Federal Reserve Chair Janet Yellen stepped out of her banks-and-money specialty today to point to an issue that doesn’t usually get on the radar of central bankers: school finance. In a speech lamenting inequality in America, she said “public education spending is often lower for students in lower-income households than for students in higher-income households.”
And that, she said, is because poor school districts have to rely heavily on their own resources to pay for their children’s schooling. “A major reason the United States is different is that we are one of the few advanced nations that funds primary and secondary public education mainly through subnational taxation.”
Although Yellen didn’t call for more federal funding of education, the implication seemed to be there. It was an unusually pointed policy speech for someone from the Federal Reserve, whose officials usually limit themselves to bromides about the importance of human capital for economic growth when discussing education.
The speech, delivered at the Conference on Economic Opportunity & Inequality sponsored by the Federal Reserve Bank of Boston, named education as one of the four “building blocks of opportunity” that could help reduce inequality, with the other three being parents’ financial resources, starting a business, and inheritance.
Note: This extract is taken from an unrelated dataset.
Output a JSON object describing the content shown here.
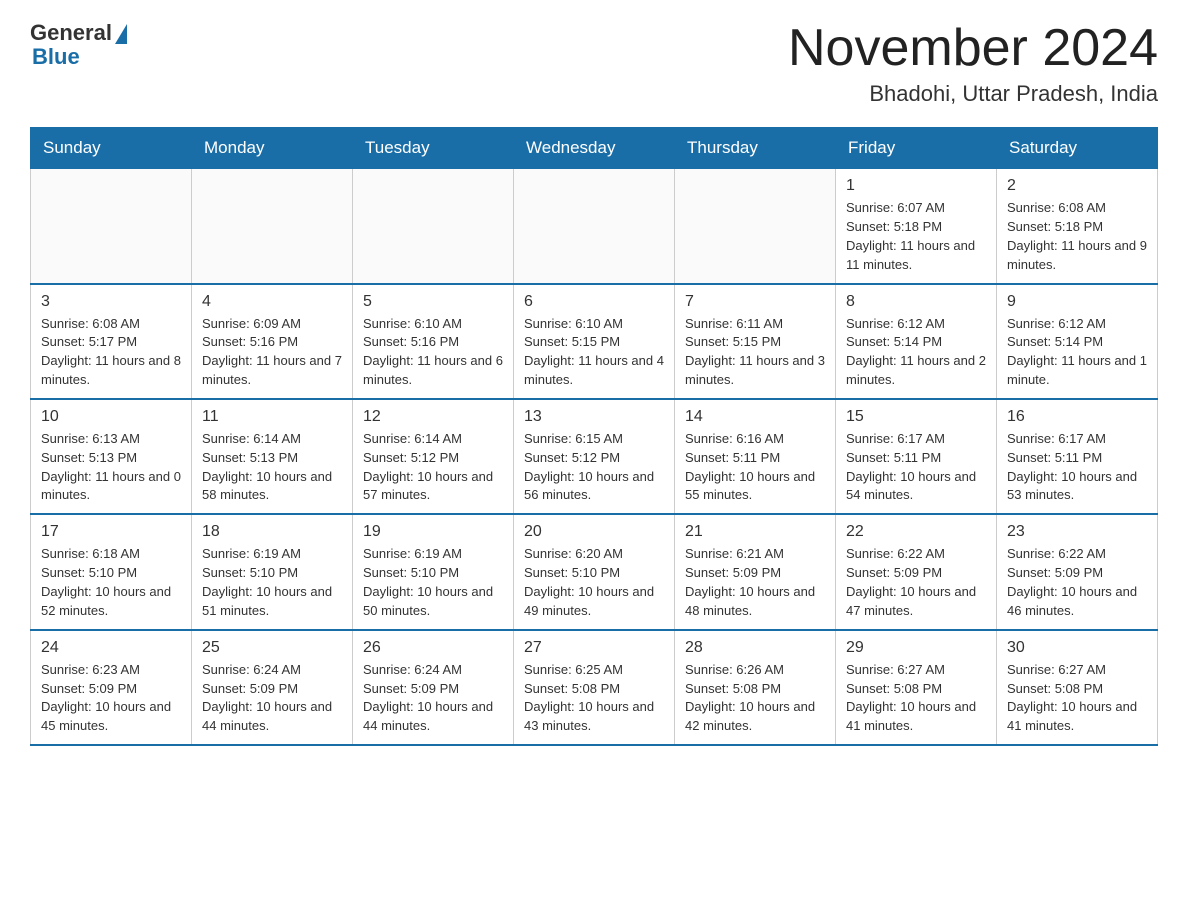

“She’s right on” in pointing out school-finance inequity as a problem, says Sean Corcoran, a professor at New York University’s Steinhardt School of Culture, Education, & Human Development, who has studied the issue. Her point remains accurate, he says, even though there are a few states, such as New Jersey, where state funding formulas ensure higher per-pupil funding to districts with small property-tax bases and severe social problems.
Bruce Baker, a professor at the Rutgers Graduate School of Education who has collaborated with Corcoran on research, says that inequalities in spending have increased since 2007, when the deep recession of 2007-09 hit. “There’s been a substantial decline in state aid to schools for funding equity,” with “backsliding” even in states like New Jersey and Massachusetts that have done the most to help poor districts, Baker says. “That makes it particularly relevant to raise these issues here and now.”
The federal government provides about 10 percent of school funding in the U.S., which is less than in other advanced countries. “That’s one of the bigger issues,” says Corcoran. Even if inequities within a given state are reduced through new funding formulas, students in rich states will still have better funding than students in poor states, he says. On their own, he says, “States themselves can only do so much.”